This is a powerful piece that answers the question, “What happens to believers after the non-apocalypse?” You can bet it will happen again this December.
A reporter tracks down the remnants of Harold Camping’s apocalyptic movement and finds out you don’t have to be crazy to believe something nuts.
This is a typical mindset:
He would not entertain the possibility, even hypothetically, that the date could be off. “This isn’t a prediction because a prediction has a potential for failure,” he told me.
“Even if it’s 99.9 percent, that extra .1 percent makes it not certain. It’s like the weather. If it’s 60 percent, it may or may not rain. But in this case we’re saying 100 percent it will come. God with a consuming fire is coming to bring judgment and destroy the world.”
I encountered this same certainty again and again.
It’s been noted by scholars who study apocalyptic groups that believers tend to have analytical mindsets. They’re often good at math. I met several engineers, along with a mathematics major and two financial planners. These are people adept at identifying patterns in sets of data, and the methods they used to identify patterns in the Bible were frequently impressive, even brilliant. Finding unexpected connections between verses, what believers call comparing scripture with scripture, was a way to become known in the group. The essays they wrote explaining these links could be stunningly intricate.
This reporter did a fine job at following through. I found a number of interesting points in here. First, these people were not dumb. They simple saw more of what there was to see. Patterns that weren’t there, connections that didn’t really connect. Paranormally inclined people do this as well. There is a similarity.
Also, I note the mention of engineers… You can see other posts where I note that engineers are not scientists. There was a bit of a bout about that. I stand by my conclusions, an engineering mind is not a scientific mind.
Note the points in here about editing the past, mistaken memories and justifying behaviors. Some even did lose faith. It might be a wake up call.

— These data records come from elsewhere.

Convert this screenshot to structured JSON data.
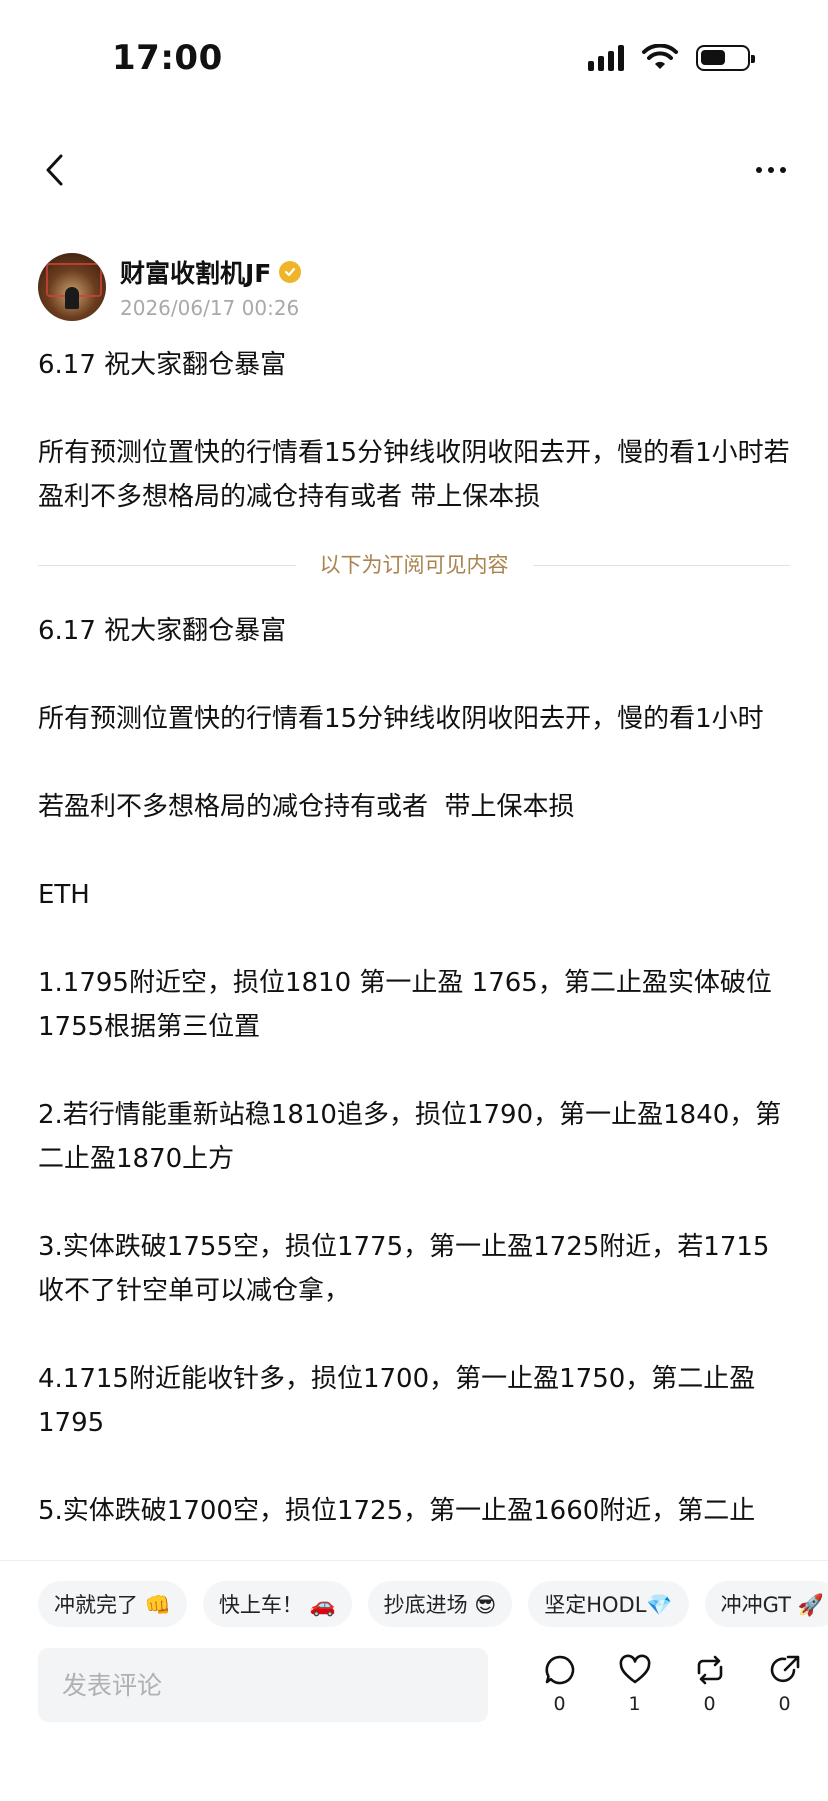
{
  "status_bar": {
    "time": "17:00",
    "battery_level": 0.55
  },
  "nav": {
    "back_icon": "chevron-left-icon",
    "more_icon": "more-icon"
  },
  "author": {
    "name": "财富收割机JF",
    "date": "2026/06/17 00:26",
    "verified_color": "#f0b429"
  },
  "post": {
    "intro": [
      "6.17 祝大家翻仓暴富",
      "所有预测位置快的行情看15分钟线收阴收阳去开，慢的看1小时若盈利不多想格局的减仓持有或者 带上保本损"
    ],
    "divider_text": "以下为订阅可见内容",
    "body": [
      "6.17 祝大家翻仓暴富",
      "所有预测位置快的行情看15分钟线收阴收阳去开，慢的看1小时",
      "若盈利不多想格局的减仓持有或者  带上保本损",
      "ETH",
      "1.1795附近空，损位1810 第一止盈 1765，第二止盈实体破位1755根据第三位置",
      "2.若行情能重新站稳1810追多，损位1790，第一止盈1840，第二止盈1870上方",
      "3.实体跌破1755空，损位1775，第一止盈1725附近，若1715收不了针空单可以减仓拿，",
      "4.1715附近能收针多，损位1700，第一止盈1750，第二止盈1795",
      "5.实体跌破1700空，损位1725，第一止盈1660附近，第二止"
    ]
  },
  "quick_replies": [
    "冲就完了 👊",
    "快上车！ 🚗",
    "抄底进场 😎",
    "坚定HODL💎",
    "冲冲GT 🚀"
  ],
  "comment": {
    "placeholder": "发表评论"
  },
  "actions": [
    {
      "icon": "comment-icon",
      "count": "0"
    },
    {
      "icon": "heart-icon",
      "count": "1"
    },
    {
      "icon": "repost-icon",
      "count": "0"
    },
    {
      "icon": "share-icon",
      "count": "0"
    }
  ]
}
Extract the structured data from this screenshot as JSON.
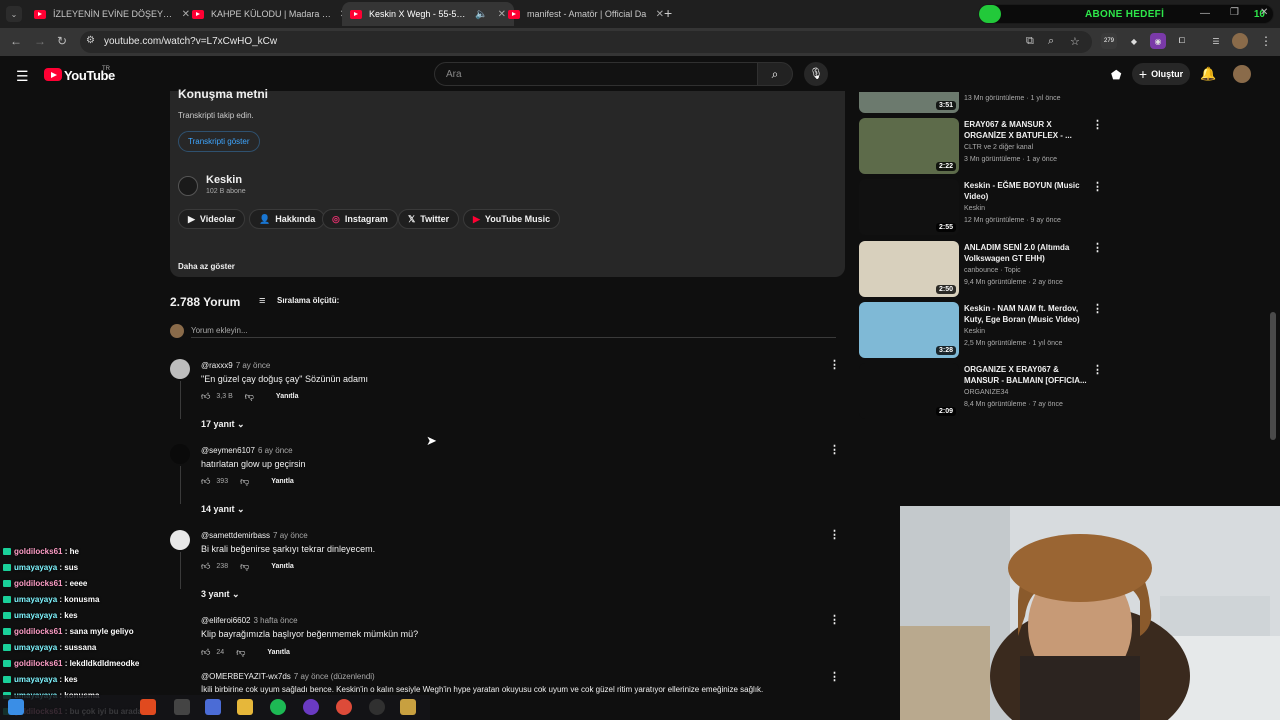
{
  "browser": {
    "tabs": [
      {
        "title": "İZLEYENİN EVİNE DÖŞEYEN KOŞ",
        "active": false
      },
      {
        "title": "KAHPE KÜLODU | Madara Oldu",
        "active": false
      },
      {
        "title": "Keskin X Wegh - 55-53 (Mu",
        "active": true
      },
      {
        "title": "manifest - Amatör | Official Da",
        "active": false
      }
    ],
    "url": "youtube.com/watch?v=L7xCwHO_kCw",
    "ext_badge": "279",
    "subscribe_goal": {
      "label": "ABONE HEDEFİ",
      "count": "10",
      "progress": 0.04,
      "color": "#22c93a"
    }
  },
  "header": {
    "brand": "YouTube",
    "region": "TR",
    "search_placeholder": "Ara",
    "create_label": "Oluştur"
  },
  "description": {
    "transcript_title": "Konuşma metni",
    "transcript_sub": "Transkripti takip edin.",
    "transcript_button": "Transkripti göster",
    "channel_name": "Keskin",
    "channel_subs": "102 B abone",
    "chips": [
      "Videolar",
      "Hakkında",
      "Instagram",
      "Twitter",
      "YouTube Music"
    ],
    "show_less": "Daha az göster"
  },
  "comments": {
    "count": "2.788 Yorum",
    "sort_label": "Sıralama ölçütü:",
    "add_placeholder": "Yorum ekleyin...",
    "reply_label": "Yanıtla",
    "items": [
      {
        "user": "@raxxx9",
        "time": "7 ay önce",
        "text": "\"En güzel çay doğuş çay\" Sözünün adamı",
        "likes": "3,3 B",
        "replies": "17 yanıt"
      },
      {
        "user": "@seymen6107",
        "time": "6 ay önce",
        "text": "hatırlatan glow up geçirsin",
        "likes": "393",
        "replies": "14 yanıt"
      },
      {
        "user": "@samettdemirbass",
        "time": "7 ay önce",
        "text": "Bi krali beğenirse şarkıyı tekrar dinleyecem.",
        "likes": "238",
        "replies": "3 yanıt"
      },
      {
        "user": "@eliferoi6602",
        "time": "3 hafta önce",
        "text": "Klip bayrağımızla başlıyor beğenmemek mümkün mü?",
        "likes": "24",
        "replies": ""
      },
      {
        "user": "@OMERBEYAZIT-wx7ds",
        "time": "7 ay önce (düzenlendi)",
        "text": "İkili birbirine cok uyum sağladı bence. Keskin'in o kalın sesiyle Wegh'in hype yaratan okuyusu cok uyum ve cok güzel ritim yaratıyor ellerinize emeğinize sağlık.",
        "likes": "",
        "replies": ""
      }
    ]
  },
  "related": [
    {
      "title": "",
      "channel": "",
      "meta": "13 Mn görüntüleme · 1 yıl önce",
      "duration": "3:51",
      "thumb_color": "#6c7a6e"
    },
    {
      "title": "ERAY067 & MANSUR X ORGANİZE X BATUFLEX - ...",
      "channel": "CLTR ve 2 diğer kanal",
      "meta": "3 Mn görüntüleme · 1 ay önce",
      "duration": "2:22",
      "thumb_color": "#5d6b4a"
    },
    {
      "title": "Keskin - EĞME BOYUN (Music Video)",
      "channel": "Keskin",
      "meta": "12 Mn görüntüleme · 9 ay önce",
      "duration": "2:55",
      "thumb_color": "#111111"
    },
    {
      "title": "ANLADIM SENİ 2.0 (Altımda Volkswagen GT EHH)",
      "channel": "canbounce · Topic",
      "meta": "9,4 Mn görüntüleme · 2 ay önce",
      "duration": "2:50",
      "thumb_color": "#d8d0bd"
    },
    {
      "title": "Keskin - NAM NAM ft. Merdov, Kuty, Ege Boran (Music Video)",
      "channel": "Keskin",
      "meta": "2,5 Mn görüntüleme · 1 yıl önce",
      "duration": "3:28",
      "thumb_color": "#7fb9d6"
    },
    {
      "title": "ORGANIZE X ERAY067 & MANSUR - BALMAIN [OFFICIA...",
      "channel": "ORGANIZE34",
      "meta": "8,4 Mn görüntüleme · 7 ay önce",
      "duration": "2:09",
      "thumb_color": "#0f0f0f"
    }
  ],
  "chat": [
    {
      "user": "goldilocks61",
      "msg": ": he"
    },
    {
      "user": "umayayaya",
      "msg": ": sus"
    },
    {
      "user": "goldilocks61",
      "msg": ": eeee"
    },
    {
      "user": "umayayaya",
      "msg": ": konusma"
    },
    {
      "user": "umayayaya",
      "msg": ": kes"
    },
    {
      "user": "goldilocks61",
      "msg": ": sana myle geliyo"
    },
    {
      "user": "umayayaya",
      "msg": ": sussana"
    },
    {
      "user": "goldilocks61",
      "msg": ": lekdldkdldmeodke"
    },
    {
      "user": "umayayaya",
      "msg": ": kes"
    },
    {
      "user": "umayayaya",
      "msg": ": konusma"
    },
    {
      "user": "goldilocks61",
      "msg": ": bu çok iyi bu arada"
    }
  ]
}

As I noted, we shall see this again later this year. Will it be interesting? Yes. Pretty? No. It will be just as sad and ugly. It’s not fair to say “I told you so.” But to recognize that humans easily fall prey to shoddy thinking. Some just get wrapped up in more serious decisions than others.